Let the critics say what they will about the acting and story line of the movie “Marie Antoinette.” What caught our eye was the luxurious sets.
The young Austrian who married Louis XVI and became queen of France was known for her fashion and nesting sense, and the movie, directed by Sofia Coppola, showcased both the gorgeous halls that the royal couple entertained in and the private quarters where the queen spent her downtime.
Although most of us don’t have a Hall of Mirrors in our own home, it is possible to live like a queen by adding a few touches of Marie Antoinette’s design signatures.
Kristen Brubaker, co-owner of Trouvé, a Phoenix boutique that carries antiques and gift items with a distinctively French flair, studied for a semester in college in France and lived less than a block from Versailles, the quarters of Marie Antoinette.
Brubaker fell in love with the amazing interiors of the royal home, and she now splits her time between her two stores — here and in California — and scouring the French countryside for beautiful pieces to sell at Trouvé.
Much of Marie Antoinette’s Versailles was looted and destroyed during the French Revolution, but over time, some of the rooms have been restored to look as they did when the young couple reigned. Last year, during a visit to France, Brubaker took a behind-the-scenes tour of the famous chateau.
“The movie really brought the whole period alive,” she says. “It was dead-on.”
She saw for herself the small rooms and tiny staircases that Marie Antoinette used when she wasn’t entertaining, and says pieces such as the Louis XVI-style reproduction chaise she has in her store are just the types of things the queen would have used in her daily life.
“She would get changed three and four times a day,” says Brubaker. “Can you imagine how exhausting that would have been? She would have a little couch to lie down on and rest in between all her entertaining.”
She says to look for a chaise, or fainting couch as they are sometimes called, that is small because it would have been made to the frame of a small woman. Also look for straight wooden legs, indicative of the Neoclassical style of the time, usually hand-carved with intricate designs.

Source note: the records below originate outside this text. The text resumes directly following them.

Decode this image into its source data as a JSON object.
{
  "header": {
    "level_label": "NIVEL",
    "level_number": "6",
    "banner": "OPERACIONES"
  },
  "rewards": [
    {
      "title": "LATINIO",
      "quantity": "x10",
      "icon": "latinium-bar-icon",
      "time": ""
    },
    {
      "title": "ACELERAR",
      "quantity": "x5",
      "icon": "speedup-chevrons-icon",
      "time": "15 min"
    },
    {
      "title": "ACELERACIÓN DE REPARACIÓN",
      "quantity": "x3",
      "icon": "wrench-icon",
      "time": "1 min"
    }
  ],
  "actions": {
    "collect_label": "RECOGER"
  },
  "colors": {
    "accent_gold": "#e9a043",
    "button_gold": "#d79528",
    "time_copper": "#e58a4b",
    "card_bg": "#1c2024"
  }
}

Brubaker says you can integrate a few pieces of furniture and fabric without decorating your whole space by updating pieces to work with your existing decor. For example, pieces of vintage embroidery showcased in sleek frames add color and character to any room. Or, take a piece like the chaise and cover it in a modern linen, perfect for a large bathroom or even a walk-in closet.
A La Marie Antoinette
If you want to live like a queen, or specifically like Marie Antoinette, here are some things to consider:
Fabrics: Look for silk, especially silk damasks, which will add a rich look to your room. If you’re on a budget, try a throw pillow or an ottoman covered in this fabric. Wal-Mart has damask drapery panels in soft greens, pale blue and gold for $26.94 each. Marie Antoinette also decorated with Toile de Jouy, with typical patterns depicting the countryside and its people.
Lighting: If you have the budget, a rock crystal chandelier will instantly transform your room into a palace. If you don’t, try converting your existing lights to something softer by utilizing candles or pink light bulbs in place of harsher white bulbs.
Furniture: The furniture of the period is characterized by its straight legs, its symmetry and intricate carvings in the wood. Look for these details on consoles, chairs and settees. For more ideas on what to look for in furniture of the period, pick up Judith Miller’s “Decorative Arts: Style and Design From Classical to Contemporary” (DK Publishing, $50). It’s full of information on collectibles and antiques, and has a chapter on the Neoclassical period.
Colors: The palette of the chateau during Marie Antoinette’s time was soft. Look for pale pinks, salmons and blues in your fabric and paint choices. And think gilt: What royal couple wouldn’t want a little gold in their lives? You can try this look on picture frames and other small items by purchasing a product such as Liquid Leaf (Michael’s $4.99) and painting it on yourself.